The government has promised that an Alberta Pension Plan would have to be approved by referendum before it could be implemented.
Business groups, including the Canadian Federation of Independent Business and the Calgary Chamber of Commerce, have warned the provincial pull out could be risky and destabilizing.
For details on how to participate in the town halls beginning Monday, Albertans should visit AlbertaPensionPlan.ca/Engagement.

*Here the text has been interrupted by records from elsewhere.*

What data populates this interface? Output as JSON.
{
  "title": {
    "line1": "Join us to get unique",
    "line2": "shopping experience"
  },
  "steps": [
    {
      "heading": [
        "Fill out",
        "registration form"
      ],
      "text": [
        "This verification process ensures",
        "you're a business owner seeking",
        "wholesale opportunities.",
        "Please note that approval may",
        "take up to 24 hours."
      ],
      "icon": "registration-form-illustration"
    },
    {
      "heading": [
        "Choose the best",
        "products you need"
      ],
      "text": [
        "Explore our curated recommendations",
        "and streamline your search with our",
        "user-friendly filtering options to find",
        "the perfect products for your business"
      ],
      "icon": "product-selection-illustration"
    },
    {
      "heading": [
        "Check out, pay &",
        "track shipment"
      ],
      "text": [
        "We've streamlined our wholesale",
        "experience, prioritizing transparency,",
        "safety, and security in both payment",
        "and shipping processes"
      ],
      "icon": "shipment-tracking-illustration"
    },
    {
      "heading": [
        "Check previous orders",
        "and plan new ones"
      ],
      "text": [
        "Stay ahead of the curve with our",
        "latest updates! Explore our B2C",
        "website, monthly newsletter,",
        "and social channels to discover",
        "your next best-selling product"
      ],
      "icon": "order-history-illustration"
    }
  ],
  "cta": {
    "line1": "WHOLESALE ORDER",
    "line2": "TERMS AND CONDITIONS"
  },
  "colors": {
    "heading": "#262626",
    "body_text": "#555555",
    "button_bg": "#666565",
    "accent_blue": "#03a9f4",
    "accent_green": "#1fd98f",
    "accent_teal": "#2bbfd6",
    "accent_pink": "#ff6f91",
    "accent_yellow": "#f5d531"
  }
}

Regardless of where they live, Albertans can listen to five sessions, slotted to run from 6:30 p.m. to 8 p.m. The Edmonton and surrounding area will see its town hall on Nov. 16, and Calgary and the surrounding area are scheduled for Nov. 9. For northern Alberta, the town hall is next Monday, for southern Alberta Oct. 24 and for central Alberta it is Nov. 22.